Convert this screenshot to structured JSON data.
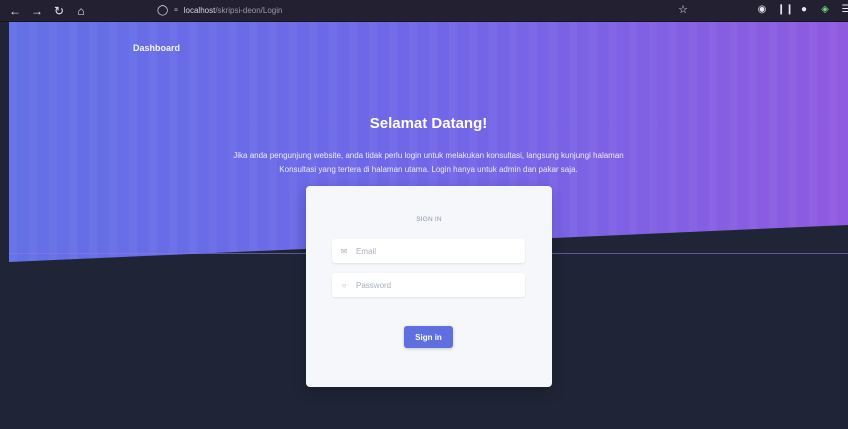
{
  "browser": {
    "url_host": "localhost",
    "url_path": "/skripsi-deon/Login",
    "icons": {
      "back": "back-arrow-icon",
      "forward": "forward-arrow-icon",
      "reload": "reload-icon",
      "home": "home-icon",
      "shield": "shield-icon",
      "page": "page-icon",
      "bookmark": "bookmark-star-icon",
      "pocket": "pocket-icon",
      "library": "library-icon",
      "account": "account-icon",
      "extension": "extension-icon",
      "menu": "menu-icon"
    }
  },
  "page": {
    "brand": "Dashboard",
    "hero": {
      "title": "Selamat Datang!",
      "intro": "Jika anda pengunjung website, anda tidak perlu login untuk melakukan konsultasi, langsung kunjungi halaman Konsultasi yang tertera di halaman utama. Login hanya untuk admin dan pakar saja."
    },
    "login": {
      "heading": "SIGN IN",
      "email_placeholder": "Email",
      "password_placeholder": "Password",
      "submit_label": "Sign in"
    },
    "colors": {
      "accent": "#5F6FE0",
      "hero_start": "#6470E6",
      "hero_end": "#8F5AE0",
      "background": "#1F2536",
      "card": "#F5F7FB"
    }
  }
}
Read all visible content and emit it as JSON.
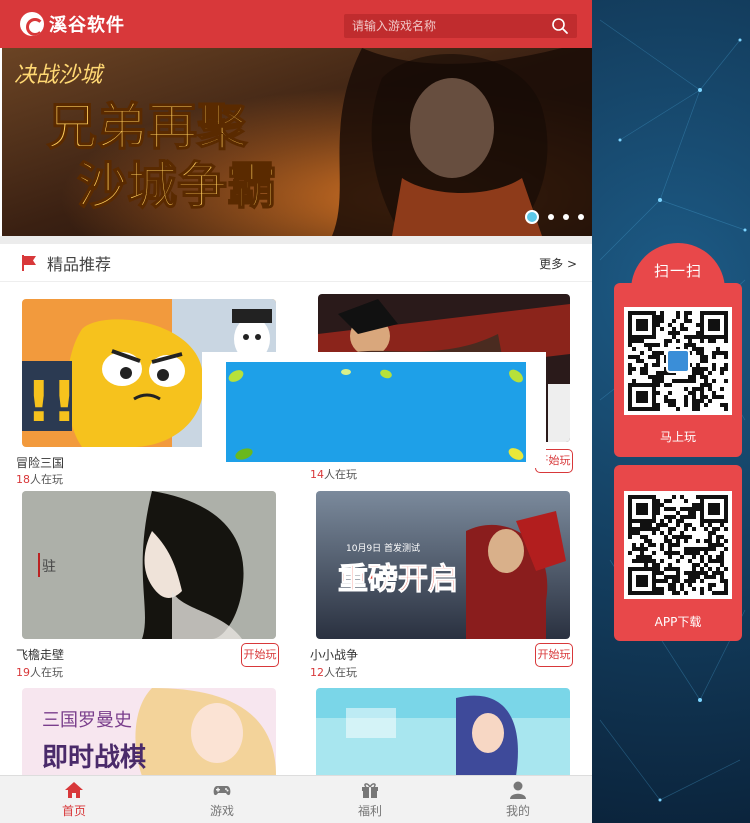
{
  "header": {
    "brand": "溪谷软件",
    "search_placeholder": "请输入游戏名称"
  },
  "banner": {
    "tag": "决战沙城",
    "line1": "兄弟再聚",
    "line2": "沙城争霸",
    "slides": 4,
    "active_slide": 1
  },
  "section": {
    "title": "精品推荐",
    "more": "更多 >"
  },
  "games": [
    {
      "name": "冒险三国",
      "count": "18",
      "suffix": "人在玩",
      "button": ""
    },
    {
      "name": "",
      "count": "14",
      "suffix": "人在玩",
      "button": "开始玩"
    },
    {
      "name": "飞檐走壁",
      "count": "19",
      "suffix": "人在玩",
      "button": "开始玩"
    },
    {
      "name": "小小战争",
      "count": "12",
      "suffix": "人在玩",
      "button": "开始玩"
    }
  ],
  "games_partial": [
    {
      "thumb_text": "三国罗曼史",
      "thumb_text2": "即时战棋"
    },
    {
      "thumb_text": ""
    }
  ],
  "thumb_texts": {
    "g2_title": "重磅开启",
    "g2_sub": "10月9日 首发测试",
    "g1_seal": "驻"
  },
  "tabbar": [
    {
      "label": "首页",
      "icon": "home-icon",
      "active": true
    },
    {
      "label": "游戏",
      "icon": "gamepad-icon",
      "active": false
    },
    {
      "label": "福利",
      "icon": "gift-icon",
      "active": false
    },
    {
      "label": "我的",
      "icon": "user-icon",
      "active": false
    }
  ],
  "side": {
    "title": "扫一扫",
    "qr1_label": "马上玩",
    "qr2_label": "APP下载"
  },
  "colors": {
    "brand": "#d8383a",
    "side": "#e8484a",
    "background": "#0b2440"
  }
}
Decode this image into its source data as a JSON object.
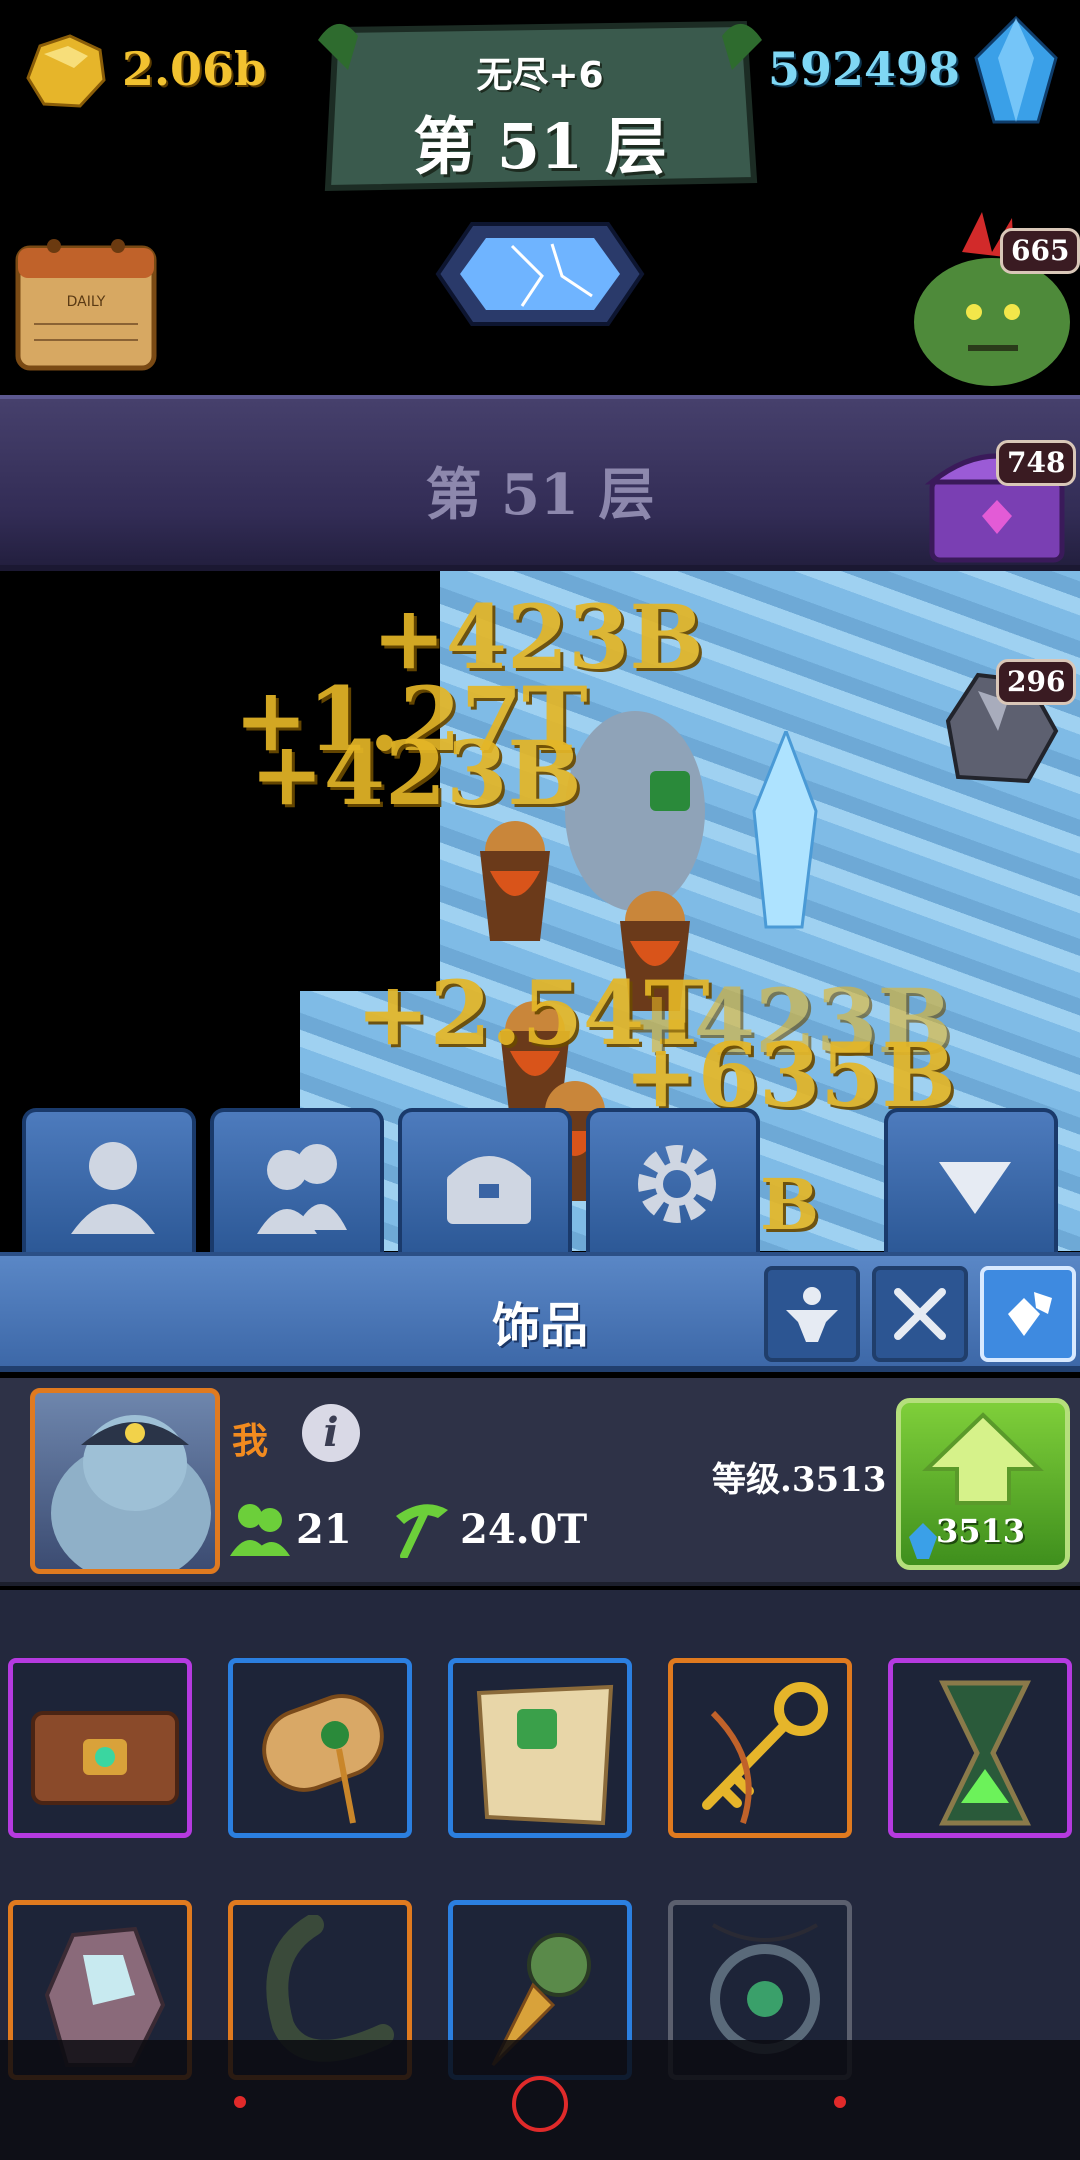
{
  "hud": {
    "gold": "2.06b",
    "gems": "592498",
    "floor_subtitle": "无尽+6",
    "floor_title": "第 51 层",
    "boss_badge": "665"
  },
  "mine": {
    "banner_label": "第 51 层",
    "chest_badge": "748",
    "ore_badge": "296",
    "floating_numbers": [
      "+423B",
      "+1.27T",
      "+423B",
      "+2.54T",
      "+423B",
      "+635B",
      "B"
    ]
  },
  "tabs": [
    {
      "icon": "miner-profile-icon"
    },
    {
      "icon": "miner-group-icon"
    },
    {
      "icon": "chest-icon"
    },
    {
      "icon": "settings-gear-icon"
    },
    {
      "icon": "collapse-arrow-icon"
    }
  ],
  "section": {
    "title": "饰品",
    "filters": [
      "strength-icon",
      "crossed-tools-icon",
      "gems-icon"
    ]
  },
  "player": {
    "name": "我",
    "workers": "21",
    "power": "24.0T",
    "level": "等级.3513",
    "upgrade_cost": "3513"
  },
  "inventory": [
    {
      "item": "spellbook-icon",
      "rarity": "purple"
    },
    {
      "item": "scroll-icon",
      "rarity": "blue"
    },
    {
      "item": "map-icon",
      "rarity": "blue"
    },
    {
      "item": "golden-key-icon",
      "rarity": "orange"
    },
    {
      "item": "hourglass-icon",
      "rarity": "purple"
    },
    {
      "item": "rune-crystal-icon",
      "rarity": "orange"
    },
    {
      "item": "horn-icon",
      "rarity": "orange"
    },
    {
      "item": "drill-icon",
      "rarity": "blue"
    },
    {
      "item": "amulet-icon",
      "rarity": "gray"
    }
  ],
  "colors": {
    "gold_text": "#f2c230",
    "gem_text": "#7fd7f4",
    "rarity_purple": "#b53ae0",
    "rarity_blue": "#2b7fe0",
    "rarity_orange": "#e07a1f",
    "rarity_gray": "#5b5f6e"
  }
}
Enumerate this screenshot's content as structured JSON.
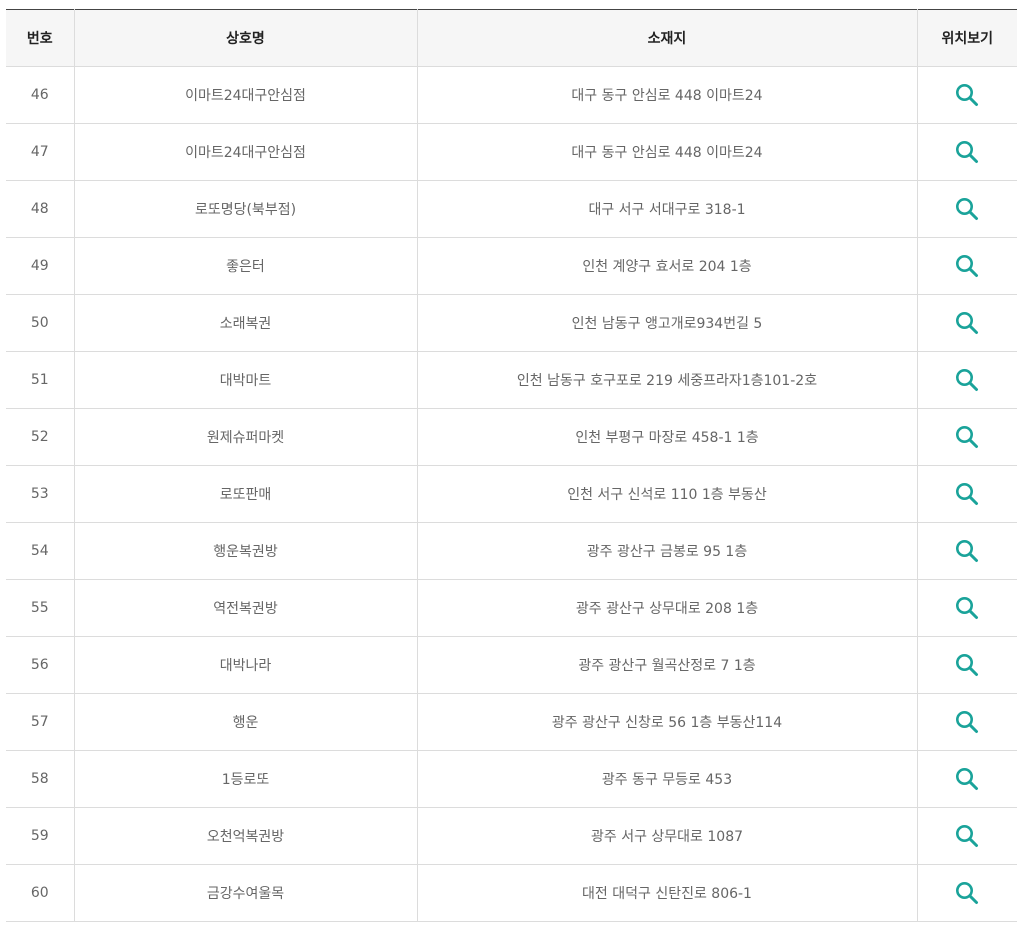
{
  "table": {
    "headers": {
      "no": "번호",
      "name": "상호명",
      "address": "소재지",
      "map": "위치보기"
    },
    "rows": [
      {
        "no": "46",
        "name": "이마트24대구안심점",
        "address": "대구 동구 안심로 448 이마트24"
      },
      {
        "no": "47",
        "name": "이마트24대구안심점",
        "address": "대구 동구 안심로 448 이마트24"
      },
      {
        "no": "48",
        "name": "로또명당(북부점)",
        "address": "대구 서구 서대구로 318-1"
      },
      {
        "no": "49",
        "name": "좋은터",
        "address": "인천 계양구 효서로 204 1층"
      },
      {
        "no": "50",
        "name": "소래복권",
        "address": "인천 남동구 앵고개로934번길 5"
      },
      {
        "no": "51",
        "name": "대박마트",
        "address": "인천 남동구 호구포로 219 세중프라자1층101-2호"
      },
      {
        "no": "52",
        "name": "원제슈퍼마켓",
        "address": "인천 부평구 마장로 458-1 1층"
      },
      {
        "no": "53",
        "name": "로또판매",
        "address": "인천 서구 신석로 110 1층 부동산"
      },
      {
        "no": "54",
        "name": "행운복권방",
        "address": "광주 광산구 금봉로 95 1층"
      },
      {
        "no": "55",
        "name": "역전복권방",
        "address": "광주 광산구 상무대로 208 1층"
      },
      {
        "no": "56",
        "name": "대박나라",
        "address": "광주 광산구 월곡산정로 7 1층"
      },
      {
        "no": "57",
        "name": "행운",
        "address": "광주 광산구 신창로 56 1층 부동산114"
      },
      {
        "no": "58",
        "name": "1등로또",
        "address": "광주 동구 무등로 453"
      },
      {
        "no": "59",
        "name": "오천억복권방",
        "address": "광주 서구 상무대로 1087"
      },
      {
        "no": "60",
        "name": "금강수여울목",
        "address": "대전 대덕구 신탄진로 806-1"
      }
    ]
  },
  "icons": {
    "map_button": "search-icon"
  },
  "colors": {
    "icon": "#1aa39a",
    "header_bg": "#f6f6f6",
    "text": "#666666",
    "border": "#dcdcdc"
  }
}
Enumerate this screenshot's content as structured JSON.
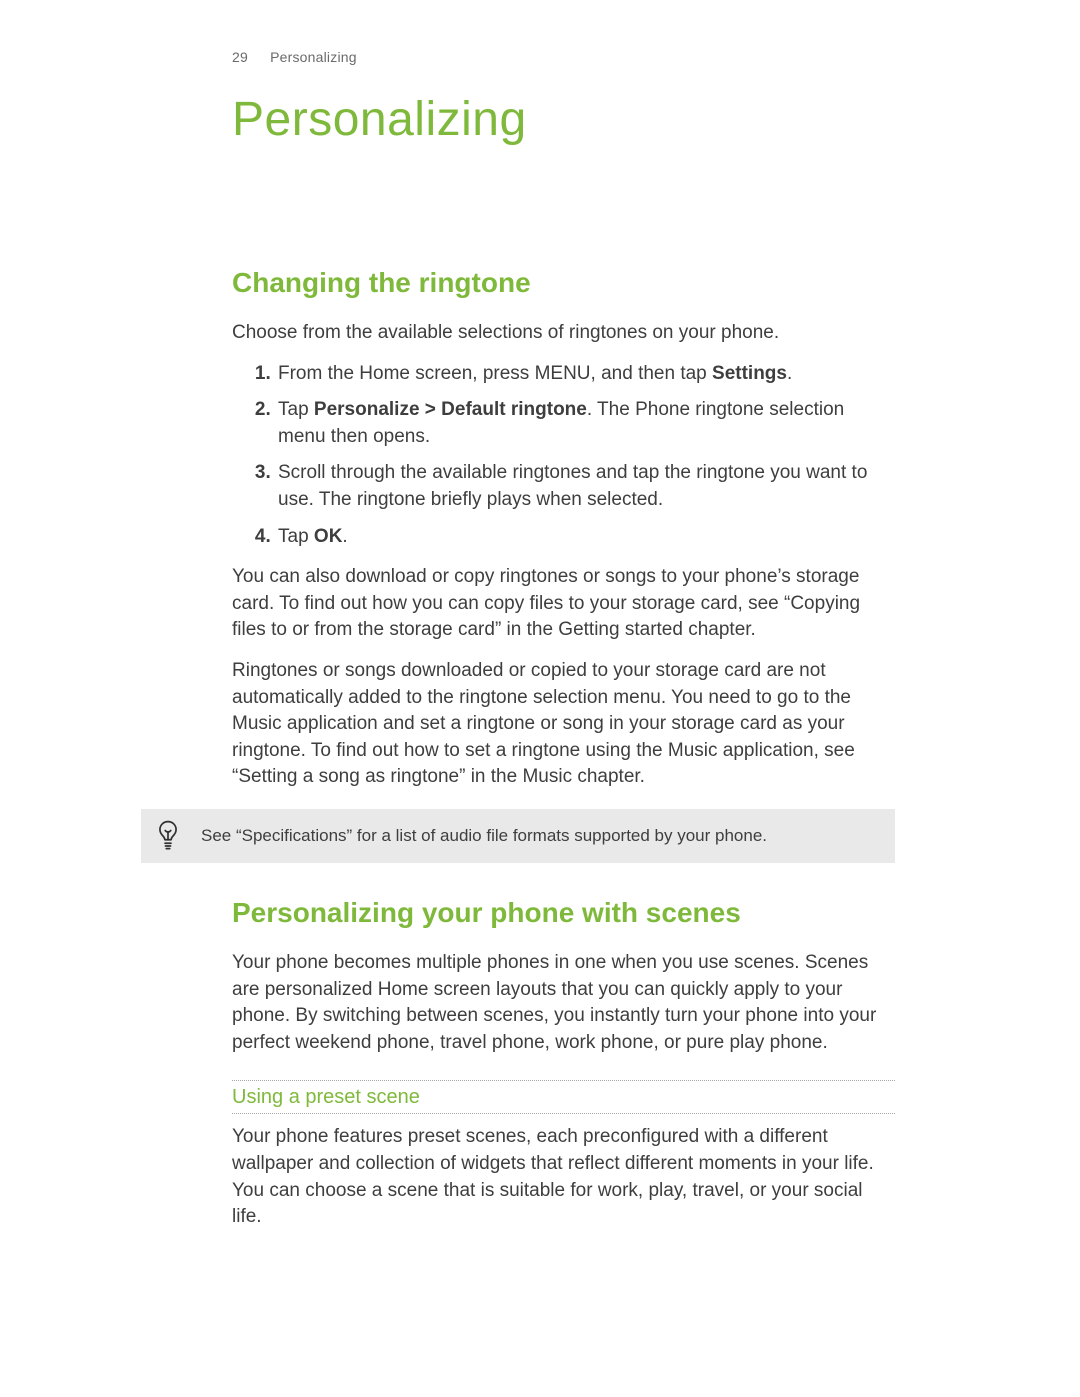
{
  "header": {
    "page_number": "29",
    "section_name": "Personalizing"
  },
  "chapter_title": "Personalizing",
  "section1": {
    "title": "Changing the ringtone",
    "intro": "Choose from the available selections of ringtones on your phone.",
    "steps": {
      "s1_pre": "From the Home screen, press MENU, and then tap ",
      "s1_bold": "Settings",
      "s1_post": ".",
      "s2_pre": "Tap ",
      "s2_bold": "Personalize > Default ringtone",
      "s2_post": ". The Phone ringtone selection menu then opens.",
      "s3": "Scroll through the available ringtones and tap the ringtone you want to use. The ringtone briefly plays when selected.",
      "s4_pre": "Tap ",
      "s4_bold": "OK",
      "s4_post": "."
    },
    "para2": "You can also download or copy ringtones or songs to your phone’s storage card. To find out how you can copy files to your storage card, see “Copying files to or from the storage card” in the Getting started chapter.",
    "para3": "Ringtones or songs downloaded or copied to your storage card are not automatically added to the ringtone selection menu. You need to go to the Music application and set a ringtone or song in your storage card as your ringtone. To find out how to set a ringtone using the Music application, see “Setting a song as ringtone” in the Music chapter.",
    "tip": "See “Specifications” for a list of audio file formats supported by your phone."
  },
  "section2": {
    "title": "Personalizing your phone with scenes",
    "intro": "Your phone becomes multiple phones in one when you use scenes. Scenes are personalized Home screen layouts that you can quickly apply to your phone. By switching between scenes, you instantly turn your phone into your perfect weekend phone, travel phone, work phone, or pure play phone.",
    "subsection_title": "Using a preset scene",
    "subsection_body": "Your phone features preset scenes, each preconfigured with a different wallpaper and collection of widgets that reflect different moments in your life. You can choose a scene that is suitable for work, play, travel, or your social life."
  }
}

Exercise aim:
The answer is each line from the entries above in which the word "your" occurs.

Answer below:
    "intro": "Choose from the available selections of ringtones on your phone.",
    "para2": "You can also download or copy ringtones or songs to your phone’s storage card. To find out how you can copy files to your storage card, see “Copying files to or from the storage card” in the Getting started chapter.",
    "para3": "Ringtones or songs downloaded or copied to your storage card are not automatically added to the ringtone selection menu. You need to go to the Music application and set a ringtone or song in your storage card as your ringtone. To find out how to set a ringtone using the Music application, see “Setting a song as ringtone” in the Music chapter.",
    "tip": "See “Specifications” for a list of audio file formats supported by your phone."
    "title": "Personalizing your phone with scenes",
    "intro": "Your phone becomes multiple phones in one when you use scenes. Scenes are personalized Home screen layouts that you can quickly apply to your phone. By switching between scenes, you instantly turn your phone into your perfect weekend phone, travel phone, work phone, or pure play phone.",
    "subsection_body": "Your phone features preset scenes, each preconfigured with a different wallpaper and collection of widgets that reflect different moments in your life. You can choose a scene that is suitable for work, play, travel, or your social life."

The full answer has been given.